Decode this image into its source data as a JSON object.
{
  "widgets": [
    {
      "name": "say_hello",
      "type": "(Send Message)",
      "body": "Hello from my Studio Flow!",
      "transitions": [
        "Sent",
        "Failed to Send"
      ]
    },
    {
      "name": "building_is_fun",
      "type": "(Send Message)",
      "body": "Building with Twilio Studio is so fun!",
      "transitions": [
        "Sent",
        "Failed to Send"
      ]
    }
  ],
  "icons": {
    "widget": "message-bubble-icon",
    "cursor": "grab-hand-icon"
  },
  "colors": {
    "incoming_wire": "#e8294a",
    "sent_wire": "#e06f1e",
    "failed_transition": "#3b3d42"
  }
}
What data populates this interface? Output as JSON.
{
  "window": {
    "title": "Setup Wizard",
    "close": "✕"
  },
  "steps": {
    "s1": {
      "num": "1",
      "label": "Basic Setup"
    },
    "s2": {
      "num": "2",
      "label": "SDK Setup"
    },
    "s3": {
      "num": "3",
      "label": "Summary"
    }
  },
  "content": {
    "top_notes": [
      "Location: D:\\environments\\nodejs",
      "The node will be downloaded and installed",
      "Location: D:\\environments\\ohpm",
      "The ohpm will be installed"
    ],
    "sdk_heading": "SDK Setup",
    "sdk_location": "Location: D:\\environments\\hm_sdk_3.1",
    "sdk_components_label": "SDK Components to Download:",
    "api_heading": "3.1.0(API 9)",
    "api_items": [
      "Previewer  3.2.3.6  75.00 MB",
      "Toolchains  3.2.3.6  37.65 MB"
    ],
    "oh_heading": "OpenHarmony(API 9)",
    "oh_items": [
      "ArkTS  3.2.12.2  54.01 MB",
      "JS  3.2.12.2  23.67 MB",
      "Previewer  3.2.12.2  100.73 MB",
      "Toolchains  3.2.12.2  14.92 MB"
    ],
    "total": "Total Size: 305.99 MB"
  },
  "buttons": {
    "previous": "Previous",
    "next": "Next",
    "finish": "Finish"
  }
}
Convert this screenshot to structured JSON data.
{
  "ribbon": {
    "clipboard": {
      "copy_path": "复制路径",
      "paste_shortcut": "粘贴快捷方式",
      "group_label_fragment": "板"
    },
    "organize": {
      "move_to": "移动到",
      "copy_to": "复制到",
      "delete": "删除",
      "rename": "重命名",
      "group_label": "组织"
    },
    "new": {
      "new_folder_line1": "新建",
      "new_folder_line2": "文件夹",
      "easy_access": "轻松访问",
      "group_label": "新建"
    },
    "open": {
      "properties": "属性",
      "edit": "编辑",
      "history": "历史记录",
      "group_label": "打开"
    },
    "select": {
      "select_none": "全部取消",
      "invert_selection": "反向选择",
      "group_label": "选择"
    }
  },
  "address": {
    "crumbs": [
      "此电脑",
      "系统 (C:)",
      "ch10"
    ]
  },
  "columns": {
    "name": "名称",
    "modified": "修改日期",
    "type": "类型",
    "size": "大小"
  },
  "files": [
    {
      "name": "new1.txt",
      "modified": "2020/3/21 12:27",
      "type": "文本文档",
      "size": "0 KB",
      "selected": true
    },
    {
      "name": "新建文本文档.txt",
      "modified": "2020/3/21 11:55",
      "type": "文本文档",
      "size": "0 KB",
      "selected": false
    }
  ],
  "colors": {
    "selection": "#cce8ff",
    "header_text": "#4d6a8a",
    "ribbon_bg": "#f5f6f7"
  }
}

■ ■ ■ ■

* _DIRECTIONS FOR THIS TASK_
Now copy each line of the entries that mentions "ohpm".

* _RESPONSE AREA_
      "Location: D:\\environments\\ohpm",
      "The ohpm will be installed"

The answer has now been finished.